You want to speak up, stand out, get your voice heard, make good points at meetings, and build a positive reputation as a worthwhile contributor--and maybe even someone with leadership potential.  But you're a bit introverted, and unsure how to be assertive and outspoken in a way that doesn't make you cringe.  

So, how can you be noticed and speak your mind, without compromising who you are? 

1. Don't underestimate the value of your insights. 

This is the first step.  Remember you have something to say. You're on the team for a reason. So trust your gut. If something in the course of the conversation strikes you as worthy of being said--say it. And if you're hesitant, know that psychological  research suggests that introducing novel ideas to the group--even ones the group doesn't ultimately embrace -- will improve creativity and decision making.

2.  Find the words that work for you.  

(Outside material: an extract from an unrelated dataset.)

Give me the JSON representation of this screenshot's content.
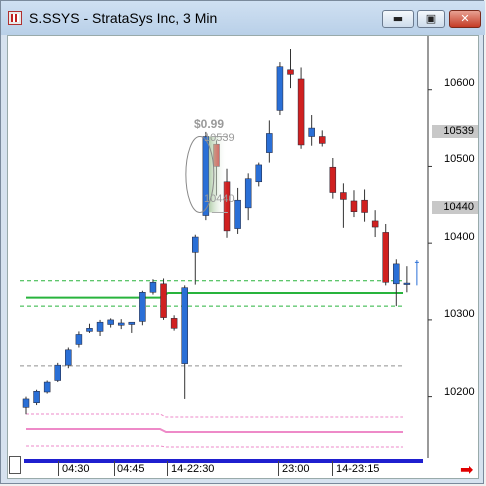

There is no single way to be assertive.  You don't have to blow people's doors off with uber-assertive comments like:  "I don't buy that" or "That will never work" -- especially if it doesn't feel comfortable for you. Instead, pick words and phrases that feel natural, or natural enough.  For example, you might show assertiveness through careful, deliberate questioning -- as in: "That's interesting--can you tell me more about why you believe that?" Or "That's an interesting point, but what I've seen in the industry is..."  The point is that you can be assertive, but on your own terms and in a way that works for you. 

3. Be a problem solver.

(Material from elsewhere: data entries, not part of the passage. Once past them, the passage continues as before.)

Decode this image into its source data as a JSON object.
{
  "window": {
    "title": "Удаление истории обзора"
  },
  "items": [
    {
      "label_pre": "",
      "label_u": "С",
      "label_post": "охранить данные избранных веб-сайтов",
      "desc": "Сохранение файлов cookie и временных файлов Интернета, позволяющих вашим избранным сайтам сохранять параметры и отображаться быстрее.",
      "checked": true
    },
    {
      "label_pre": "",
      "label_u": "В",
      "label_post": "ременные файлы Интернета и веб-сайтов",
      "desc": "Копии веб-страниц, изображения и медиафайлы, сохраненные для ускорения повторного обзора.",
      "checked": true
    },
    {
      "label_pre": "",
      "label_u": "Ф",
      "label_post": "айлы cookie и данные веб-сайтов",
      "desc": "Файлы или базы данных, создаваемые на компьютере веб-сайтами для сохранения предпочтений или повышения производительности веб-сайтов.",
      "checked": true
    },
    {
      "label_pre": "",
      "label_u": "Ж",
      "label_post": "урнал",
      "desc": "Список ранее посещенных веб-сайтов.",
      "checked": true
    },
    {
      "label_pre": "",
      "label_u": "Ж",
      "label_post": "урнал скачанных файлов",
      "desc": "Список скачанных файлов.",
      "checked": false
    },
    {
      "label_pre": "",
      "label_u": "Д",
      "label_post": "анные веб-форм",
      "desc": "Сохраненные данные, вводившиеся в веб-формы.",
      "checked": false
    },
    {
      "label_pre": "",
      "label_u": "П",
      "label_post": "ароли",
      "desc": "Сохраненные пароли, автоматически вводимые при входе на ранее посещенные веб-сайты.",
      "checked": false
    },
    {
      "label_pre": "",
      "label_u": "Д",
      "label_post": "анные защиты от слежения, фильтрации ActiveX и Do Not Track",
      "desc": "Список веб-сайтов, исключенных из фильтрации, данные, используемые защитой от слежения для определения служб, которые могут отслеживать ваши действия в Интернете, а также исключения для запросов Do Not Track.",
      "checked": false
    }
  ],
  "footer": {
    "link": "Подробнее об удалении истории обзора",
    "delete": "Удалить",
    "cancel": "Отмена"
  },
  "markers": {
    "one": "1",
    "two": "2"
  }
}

Finally, one of the very best ways to command respect is to be a problem solver. So, do your homework, and come prepared with solutions to vexing problems that the group is struggling with.  And make these solutions evidence-based - grounded in research you've done or analyses you've conducted.  People respect good ideas and smart solutions and this can be a great way to show assertiveness in a way that plays to your strengths as a smart, strategic thinker.  

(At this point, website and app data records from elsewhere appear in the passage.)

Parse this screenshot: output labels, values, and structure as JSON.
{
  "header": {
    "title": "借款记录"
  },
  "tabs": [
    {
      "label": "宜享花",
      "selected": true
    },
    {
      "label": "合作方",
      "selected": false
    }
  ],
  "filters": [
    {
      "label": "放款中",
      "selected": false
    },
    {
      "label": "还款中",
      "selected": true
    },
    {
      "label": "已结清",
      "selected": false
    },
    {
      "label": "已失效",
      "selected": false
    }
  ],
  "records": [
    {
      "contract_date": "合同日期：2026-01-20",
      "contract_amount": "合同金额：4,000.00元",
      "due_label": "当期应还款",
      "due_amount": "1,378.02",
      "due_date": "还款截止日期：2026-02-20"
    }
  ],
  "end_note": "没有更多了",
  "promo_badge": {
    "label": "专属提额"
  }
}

In the end, remember that assertiveness isn't just for people who love the sound of their voice. You can be assertive -- and make a real, concrete, memorable impact on a group --  without being a loud-mouthed jerk in the process.